Dismissive of his reading habits as he was, my brother is a reader. He was telling me about a book he by a woman he’d heard about on a podcast. Felicia Day‘s You’re Never Weird on the Internet (Almost). This wasn’t a once-in-a-blue-moon event. He’s not a prolific reader by any means, but he loves a good book. When I’d asked him the year before what he wanted for Christmas, he wanted a Malcolm Gladwell book. Back when he lived in Greece, he asked me to bring him books. He always wanted Dr. Pepper, but I couldn’t bring that on the plane.
These days I sent a lot of books to my mother since it’s difficult for her to get books in English where she lives in Greece. She reads them slowly, savoring them. My father, on the other hand, reads like I do: if he likes a book or thinks it’s important, he will sit and read it until he’s done. My sister, too, reads regularly. It’s a family trait. I come from a family of readers. A long line of readers, perhaps. My grandmother always had biographies laying about her home.
Last year a report came out that said that 42% of college students will never read another book after they graduate. Forty-two percent! I don’t know how that’s even humanly possible. I can certainly understand that there is a percentage of college graduates, depending on what they studied, who might not read literary fiction or nonfiction again. I can imagine some might read graphic novels or chick lit or Tom Clancy novels or self-help books, low-brow books.

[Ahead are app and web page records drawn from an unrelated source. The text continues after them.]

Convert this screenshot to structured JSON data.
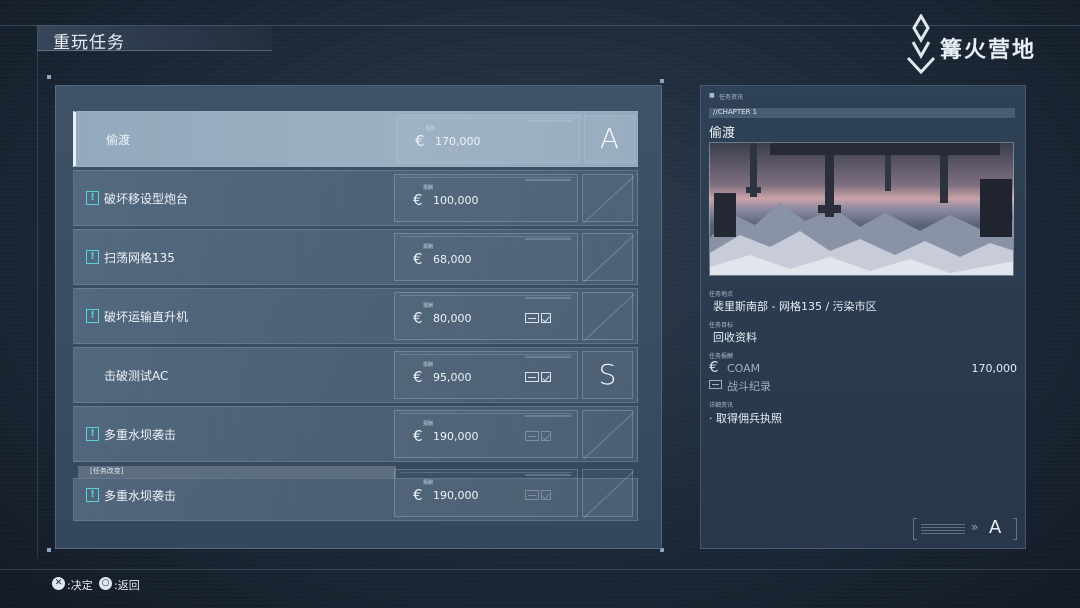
{
  "screen": {
    "title": "重玩任务"
  },
  "logo": {
    "text": "篝火营地"
  },
  "mission_list": {
    "reward_label": "报酬",
    "change_tag": "[任务改变]",
    "missions": [
      {
        "name": "偷渡",
        "reward": "170,000",
        "rank": "A",
        "alert": false,
        "selected": true,
        "battle_log": "none"
      },
      {
        "name": "破坏移设型炮台",
        "reward": "100,000",
        "rank": "",
        "alert": true,
        "selected": false,
        "battle_log": "none"
      },
      {
        "name": "扫荡网格135",
        "reward": "68,000",
        "rank": "",
        "alert": true,
        "selected": false,
        "battle_log": "none"
      },
      {
        "name": "破坏运输直升机",
        "reward": "80,000",
        "rank": "",
        "alert": true,
        "selected": false,
        "battle_log": "complete"
      },
      {
        "name": "击破测试AC",
        "reward": "95,000",
        "rank": "S",
        "alert": false,
        "selected": false,
        "battle_log": "complete"
      },
      {
        "name": "多重水坝袭击",
        "reward": "190,000",
        "rank": "",
        "alert": true,
        "selected": false,
        "battle_log": "incomplete"
      },
      {
        "name": "多重水坝袭击",
        "reward": "190,000",
        "rank": "",
        "alert": true,
        "selected": false,
        "battle_log": "incomplete"
      }
    ]
  },
  "detail": {
    "header_label": "任务资讯",
    "chapter": "//CHAPTER 1",
    "title": "偷渡",
    "location_label": "任务地点",
    "location": "裴里斯南部 - 网格135 / 污染市区",
    "objective_label": "任务目标",
    "objective": "回收资料",
    "reward_label": "任务报酬",
    "reward_currency": "COAM",
    "reward_amount": "170,000",
    "battle_log": "战斗纪录",
    "special_label": "详细资讯",
    "special": "· 取得佣兵执照",
    "footer_rank": "A"
  },
  "footer": {
    "confirm_button": "✕",
    "confirm_label": ":决定",
    "back_button": "○",
    "back_label": ":返回"
  },
  "colors": {
    "alert": "#59d3d4",
    "selected_row": "#9cb0c3",
    "panel": "#3f5368"
  }
}
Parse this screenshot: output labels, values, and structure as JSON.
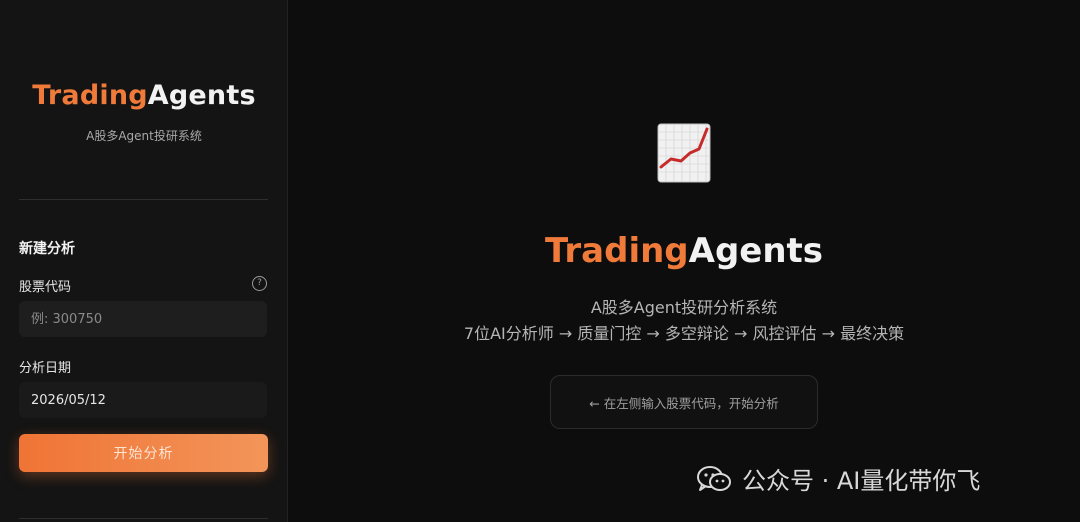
{
  "sidebar": {
    "brand_part1": "Trading",
    "brand_part2": "Agents",
    "brand_sub": "A股多Agent投研系统",
    "section_title": "新建分析",
    "stock_label": "股票代码",
    "stock_placeholder": "例: 300750",
    "date_label": "分析日期",
    "date_value": "2026/05/12",
    "start_button": "开始分析",
    "help_icon": "help-circle-icon"
  },
  "main": {
    "icon": "chart-increasing-icon",
    "title_part1": "Trading",
    "title_part2": "Agents",
    "subtitle": "A股多Agent投研分析系统",
    "pipeline": "7位AI分析师 → 质量门控 → 多空辩论 → 风控评估 → 最终决策",
    "hint": "← 在左侧输入股票代码，开始分析"
  },
  "watermark": {
    "text": "公众号 · AI量化带你飞",
    "icon": "wechat-icon"
  },
  "colors": {
    "accent": "#f07a3a",
    "background": "#0d0d0d",
    "sidebar": "#141414"
  }
}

The fact that close to half of college graduates don’t read books seems impossible to me. It seems like a deliberate, adamant choice not to read. It seems like they’re anti-book. Are they never, not even once, curious about a bestseller? Not even Harry Potter, Twilight, or Fifty Shades of Grey? Do they not feel the least bit embarrassed if they haven’t read classics like The Great Gatsby? Do they feel no shame in not being able to answer what the last book they read was? Or do their friends never mention books? Do these people never step inside bookstores? Do they never read a business book to advance their careers?
I just don’t get it.